Apart from the pictures, please restate every entry below exactly.

::::::

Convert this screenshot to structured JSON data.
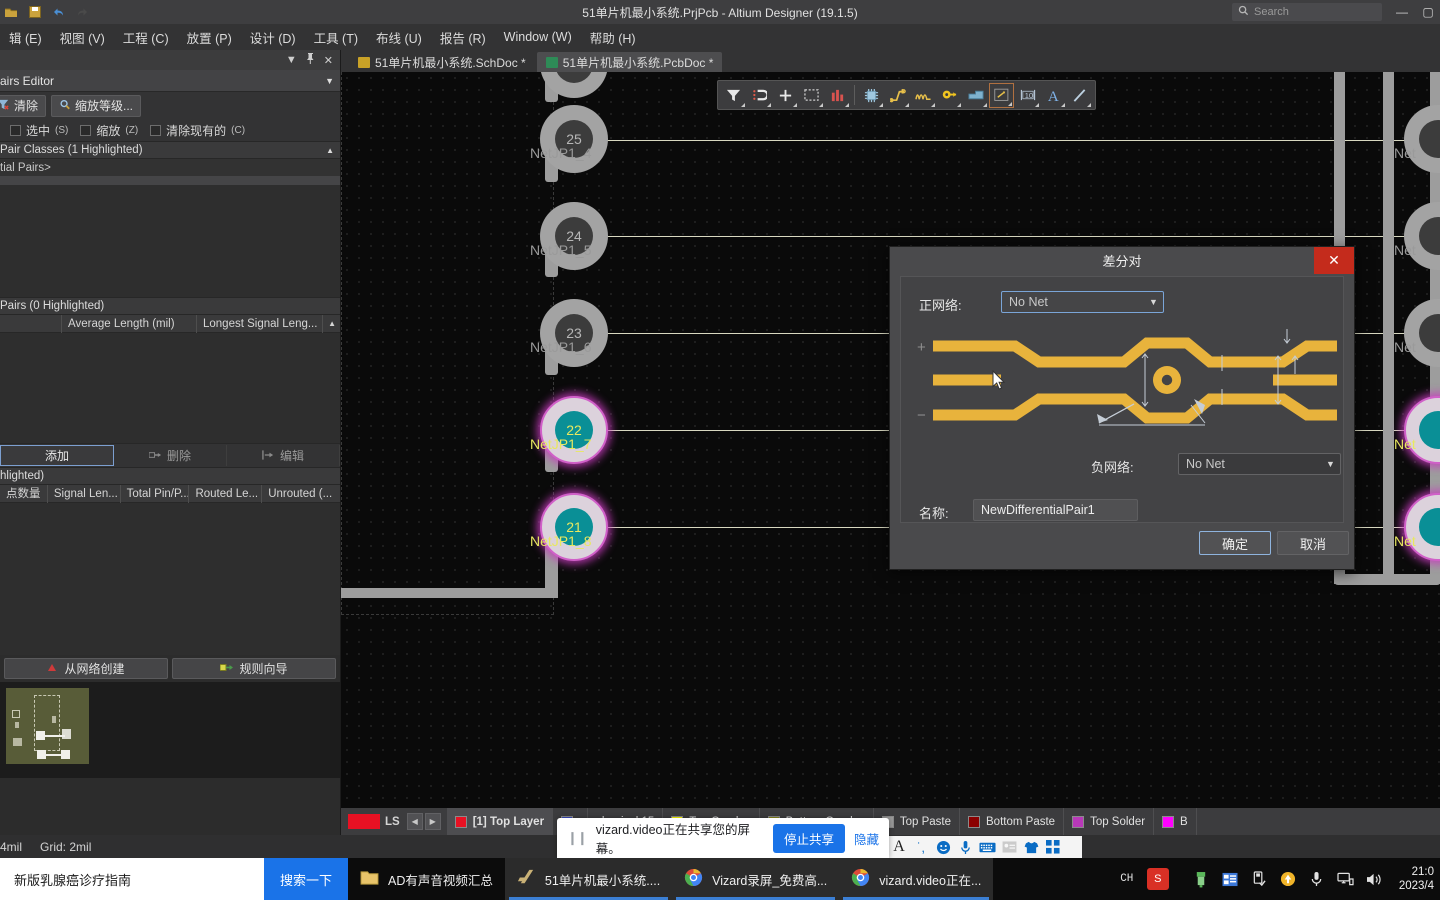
{
  "titlebar": {
    "title": "51单片机最小系统.PrjPcb - Altium Designer (19.1.5)",
    "search_placeholder": "Search",
    "icons": [
      "open-icon",
      "save-icon",
      "undo-icon",
      "redo-icon"
    ],
    "minimize": "—",
    "maximize": "▢",
    "close": "✕"
  },
  "menubar": {
    "items": [
      {
        "label": "辑 (E)",
        "name": "menu-edit"
      },
      {
        "label": "视图 (V)",
        "name": "menu-view"
      },
      {
        "label": "工程 (C)",
        "name": "menu-project"
      },
      {
        "label": "放置 (P)",
        "name": "menu-place"
      },
      {
        "label": "设计 (D)",
        "name": "menu-design"
      },
      {
        "label": "工具 (T)",
        "name": "menu-tools"
      },
      {
        "label": "布线 (U)",
        "name": "menu-route"
      },
      {
        "label": "报告 (R)",
        "name": "menu-report"
      },
      {
        "label": "Window (W)",
        "name": "menu-window"
      },
      {
        "label": "帮助 (H)",
        "name": "menu-help"
      }
    ]
  },
  "left_panel": {
    "panel_title": "Pairs Editor",
    "toolbar": {
      "clear_label": "清除",
      "zoom_level_label": "缩放等级..."
    },
    "checkboxes": [
      {
        "label": "选中",
        "accel": "(S)",
        "checked": false
      },
      {
        "label": "缩放",
        "accel": "(Z)",
        "checked": false
      },
      {
        "label": "清除现有的",
        "accel": "(C)",
        "checked": false
      }
    ],
    "classes_section": "Pair Classes (1 Highlighted)",
    "classes_rows": [
      "tial Pairs>",
      ""
    ],
    "pairs_section": "Pairs (0 Highlighted)",
    "pairs_columns": [
      "Average Length (mil)",
      "Longest Signal Leng..."
    ],
    "action_buttons": [
      {
        "label": "添加",
        "name": "add-button",
        "enabled": true
      },
      {
        "label": "删除",
        "name": "delete-button",
        "enabled": false
      },
      {
        "label": "编辑",
        "name": "edit-button",
        "enabled": false
      }
    ],
    "nets_section": "hlighted)",
    "nets_columns": [
      "点数量",
      "Signal Len...",
      "Total Pin/P...",
      "Routed Le...",
      "Unrouted (..."
    ],
    "bottom_buttons": [
      {
        "label": "从网络创建",
        "name": "create-from-nets-button"
      },
      {
        "label": "规则向导",
        "name": "rule-wizard-button"
      }
    ]
  },
  "doc_tabs": [
    {
      "label": "51单片机最小系统.SchDoc *",
      "active": false,
      "color": "#c9a227"
    },
    {
      "label": "51单片机最小系统.PcbDoc *",
      "active": true,
      "color": "#2e8b57"
    }
  ],
  "canvas_toolbar": {
    "tools": [
      {
        "name": "filter-icon",
        "glyph": "filter"
      },
      {
        "name": "magnet-icon",
        "glyph": "magnet"
      },
      {
        "name": "crosshair-icon",
        "glyph": "cross"
      },
      {
        "name": "select-area-icon",
        "glyph": "dashedbox"
      },
      {
        "name": "chart-icon",
        "glyph": "bars"
      },
      {
        "name": "component-icon",
        "glyph": "chip"
      },
      {
        "name": "route-icon",
        "glyph": "route"
      },
      {
        "name": "wave-route-icon",
        "glyph": "wave"
      },
      {
        "name": "via-icon",
        "glyph": "via"
      },
      {
        "name": "polygon-icon",
        "glyph": "poly"
      },
      {
        "name": "dimension-icon",
        "glyph": "arrowbox"
      },
      {
        "name": "measure-icon",
        "glyph": "measure"
      },
      {
        "name": "text-icon",
        "glyph": "A"
      },
      {
        "name": "line-icon",
        "glyph": "line"
      }
    ]
  },
  "pcb_pads": [
    {
      "num": "25",
      "net": "NetJP1_4",
      "selected": false
    },
    {
      "num": "24",
      "net": "NetJP1_5",
      "selected": false
    },
    {
      "num": "23",
      "net": "NetJP1_6",
      "selected": false
    },
    {
      "num": "22",
      "net": "NetJP1_7",
      "selected": true
    },
    {
      "num": "21",
      "net": "NetJP1_8",
      "selected": true
    }
  ],
  "pcb_pads_right": [
    {
      "net": "Net",
      "selected": false
    },
    {
      "net": "Net",
      "selected": false
    },
    {
      "net": "Net",
      "selected": false
    },
    {
      "net": "Net",
      "selected": true
    },
    {
      "net": "Net",
      "selected": true
    }
  ],
  "dialog": {
    "title": "差分对",
    "close_glyph": "✕",
    "positive_net_label": "正网络:",
    "positive_net_value": "No Net",
    "negative_net_label": "负网络:",
    "negative_net_value": "No Net",
    "name_label": "名称:",
    "name_value": "NewDifferentialPair1",
    "ok_label": "确定",
    "cancel_label": "取消",
    "trace_color": "#e8b33c",
    "plus_marker": "+",
    "minus_marker": "−"
  },
  "layerbar": {
    "ls_label": "LS",
    "ls_color": "#e81123",
    "prev_glyph": "◀",
    "next_glyph": "▶",
    "tabs": [
      {
        "label": "[1] Top Layer",
        "color": "#e81123",
        "active": true
      },
      {
        "label": "",
        "color": "#3b4cc0",
        "active": false
      },
      {
        "label": "chanical 15",
        "color": "",
        "active": false
      },
      {
        "label": "Top Overlay",
        "color": "#ffff00",
        "active": false
      },
      {
        "label": "Bottom Overlay",
        "color": "#8a8a1e",
        "active": false
      },
      {
        "label": "Top Paste",
        "color": "#9a9a9a",
        "active": false
      },
      {
        "label": "Bottom Paste",
        "color": "#8b0000",
        "active": false
      },
      {
        "label": "Top Solder",
        "color": "#b838b8",
        "active": false
      },
      {
        "label": "B",
        "color": "#ff00ff",
        "active": false
      }
    ]
  },
  "statusbar": {
    "snap": "4mil",
    "grid": "Grid: 2mil"
  },
  "share_toast": {
    "text": "vizard.video正在共享您的屏幕。",
    "stop_label": "停止共享",
    "hide_label": "隐藏"
  },
  "ime_toolbar": {
    "icons": [
      "letter-a-icon",
      "punctuation-icon",
      "emoji-icon",
      "microphone-icon",
      "keyboard-icon",
      "contact-card-icon",
      "shirt-icon",
      "apps-icon"
    ]
  },
  "taskbar": {
    "search_text": "新版乳腺癌诊疗指南",
    "search_button": "搜索一下",
    "items": [
      {
        "label": "AD有声音视频汇总",
        "name": "taskbar-folder",
        "icon": "folder-icon",
        "running": false
      },
      {
        "label": "51单片机最小系统....",
        "name": "taskbar-altium",
        "icon": "altium-icon",
        "running": true
      },
      {
        "label": "Vizard录屏_免费高...",
        "name": "taskbar-vizard1",
        "icon": "chrome-icon",
        "running": true
      },
      {
        "label": "vizard.video正在...",
        "name": "taskbar-vizard2",
        "icon": "chrome-icon",
        "running": true
      }
    ],
    "tray": {
      "ime": "CH",
      "sogou": "S",
      "icons": [
        "usb-icon",
        "media-icon",
        "safe-eject-icon",
        "update-icon",
        "microphone-icon",
        "network-icon",
        "volume-icon"
      ],
      "time": "21:0",
      "date": "2023/4"
    }
  }
}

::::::

__RESULT FOR THIS EXERCISE__
Convert this screenshot to structured JSON data.
{
  "titlebar": {
    "title": "51单片机最小系统.PrjPcb - Altium Designer (19.1.5)",
    "search_placeholder": "Search",
    "icons": [
      "open-icon",
      "save-icon",
      "undo-icon",
      "redo-icon"
    ],
    "minimize": "—",
    "maximize": "▢",
    "close": "✕"
  },
  "menubar": {
    "items": [
      {
        "label": "辑 (E)",
        "name": "menu-edit"
      },
      {
        "label": "视图 (V)",
        "name": "menu-view"
      },
      {
        "label": "工程 (C)",
        "name": "menu-project"
      },
      {
        "label": "放置 (P)",
        "name": "menu-place"
      },
      {
        "label": "设计 (D)",
        "name": "menu-design"
      },
      {
        "label": "工具 (T)",
        "name": "menu-tools"
      },
      {
        "label": "布线 (U)",
        "name": "menu-route"
      },
      {
        "label": "报告 (R)",
        "name": "menu-report"
      },
      {
        "label": "Window (W)",
        "name": "menu-window"
      },
      {
        "label": "帮助 (H)",
        "name": "menu-help"
      }
    ]
  },
  "left_panel": {
    "panel_title": "Pairs Editor",
    "toolbar": {
      "clear_label": "清除",
      "zoom_level_label": "缩放等级..."
    },
    "checkboxes": [
      {
        "label": "选中",
        "accel": "(S)",
        "checked": false
      },
      {
        "label": "缩放",
        "accel": "(Z)",
        "checked": false
      },
      {
        "label": "清除现有的",
        "accel": "(C)",
        "checked": false
      }
    ],
    "classes_section": "Pair Classes (1 Highlighted)",
    "classes_rows": [
      "tial Pairs>",
      ""
    ],
    "pairs_section": "Pairs (0 Highlighted)",
    "pairs_columns": [
      "Average Length (mil)",
      "Longest Signal Leng..."
    ],
    "action_buttons": [
      {
        "label": "添加",
        "name": "add-button",
        "enabled": true
      },
      {
        "label": "删除",
        "name": "delete-button",
        "enabled": false
      },
      {
        "label": "编辑",
        "name": "edit-button",
        "enabled": false
      }
    ],
    "nets_section": "hlighted)",
    "nets_columns": [
      "点数量",
      "Signal Len...",
      "Total Pin/P...",
      "Routed Le...",
      "Unrouted (..."
    ],
    "bottom_buttons": [
      {
        "label": "从网络创建",
        "name": "create-from-nets-button"
      },
      {
        "label": "规则向导",
        "name": "rule-wizard-button"
      }
    ]
  },
  "doc_tabs": [
    {
      "label": "51单片机最小系统.SchDoc *",
      "active": false,
      "color": "#c9a227"
    },
    {
      "label": "51单片机最小系统.PcbDoc *",
      "active": true,
      "color": "#2e8b57"
    }
  ],
  "canvas_toolbar": {
    "tools": [
      {
        "name": "filter-icon",
        "glyph": "filter"
      },
      {
        "name": "magnet-icon",
        "glyph": "magnet"
      },
      {
        "name": "crosshair-icon",
        "glyph": "cross"
      },
      {
        "name": "select-area-icon",
        "glyph": "dashedbox"
      },
      {
        "name": "chart-icon",
        "glyph": "bars"
      },
      {
        "name": "component-icon",
        "glyph": "chip"
      },
      {
        "name": "route-icon",
        "glyph": "route"
      },
      {
        "name": "wave-route-icon",
        "glyph": "wave"
      },
      {
        "name": "via-icon",
        "glyph": "via"
      },
      {
        "name": "polygon-icon",
        "glyph": "poly"
      },
      {
        "name": "dimension-icon",
        "glyph": "arrowbox"
      },
      {
        "name": "measure-icon",
        "glyph": "measure"
      },
      {
        "name": "text-icon",
        "glyph": "A"
      },
      {
        "name": "line-icon",
        "glyph": "line"
      }
    ]
  },
  "pcb_pads": [
    {
      "num": "25",
      "net": "NetJP1_4",
      "selected": false
    },
    {
      "num": "24",
      "net": "NetJP1_5",
      "selected": false
    },
    {
      "num": "23",
      "net": "NetJP1_6",
      "selected": false
    },
    {
      "num": "22",
      "net": "NetJP1_7",
      "selected": true
    },
    {
      "num": "21",
      "net": "NetJP1_8",
      "selected": true
    }
  ],
  "pcb_pads_right": [
    {
      "net": "Net",
      "selected": false
    },
    {
      "net": "Net",
      "selected": false
    },
    {
      "net": "Net",
      "selected": false
    },
    {
      "net": "Net",
      "selected": true
    },
    {
      "net": "Net",
      "selected": true
    }
  ],
  "dialog": {
    "title": "差分对",
    "close_glyph": "✕",
    "positive_net_label": "正网络:",
    "positive_net_value": "No Net",
    "negative_net_label": "负网络:",
    "negative_net_value": "No Net",
    "name_label": "名称:",
    "name_value": "NewDifferentialPair1",
    "ok_label": "确定",
    "cancel_label": "取消",
    "trace_color": "#e8b33c",
    "plus_marker": "+",
    "minus_marker": "−"
  },
  "layerbar": {
    "ls_label": "LS",
    "ls_color": "#e81123",
    "prev_glyph": "◀",
    "next_glyph": "▶",
    "tabs": [
      {
        "label": "[1] Top Layer",
        "color": "#e81123",
        "active": true
      },
      {
        "label": "",
        "color": "#3b4cc0",
        "active": false
      },
      {
        "label": "chanical 15",
        "color": "",
        "active": false
      },
      {
        "label": "Top Overlay",
        "color": "#ffff00",
        "active": false
      },
      {
        "label": "Bottom Overlay",
        "color": "#8a8a1e",
        "active": false
      },
      {
        "label": "Top Paste",
        "color": "#9a9a9a",
        "active": false
      },
      {
        "label": "Bottom Paste",
        "color": "#8b0000",
        "active": false
      },
      {
        "label": "Top Solder",
        "color": "#b838b8",
        "active": false
      },
      {
        "label": "B",
        "color": "#ff00ff",
        "active": false
      }
    ]
  },
  "statusbar": {
    "snap": "4mil",
    "grid": "Grid: 2mil"
  },
  "share_toast": {
    "text": "vizard.video正在共享您的屏幕。",
    "stop_label": "停止共享",
    "hide_label": "隐藏"
  },
  "ime_toolbar": {
    "icons": [
      "letter-a-icon",
      "punctuation-icon",
      "emoji-icon",
      "microphone-icon",
      "keyboard-icon",
      "contact-card-icon",
      "shirt-icon",
      "apps-icon"
    ]
  },
  "taskbar": {
    "search_text": "新版乳腺癌诊疗指南",
    "search_button": "搜索一下",
    "items": [
      {
        "label": "AD有声音视频汇总",
        "name": "taskbar-folder",
        "icon": "folder-icon",
        "running": false
      },
      {
        "label": "51单片机最小系统....",
        "name": "taskbar-altium",
        "icon": "altium-icon",
        "running": true
      },
      {
        "label": "Vizard录屏_免费高...",
        "name": "taskbar-vizard1",
        "icon": "chrome-icon",
        "running": true
      },
      {
        "label": "vizard.video正在...",
        "name": "taskbar-vizard2",
        "icon": "chrome-icon",
        "running": true
      }
    ],
    "tray": {
      "ime": "CH",
      "sogou": "S",
      "icons": [
        "usb-icon",
        "media-icon",
        "safe-eject-icon",
        "update-icon",
        "microphone-icon",
        "network-icon",
        "volume-icon"
      ],
      "time": "21:0",
      "date": "2023/4"
    }
  }
}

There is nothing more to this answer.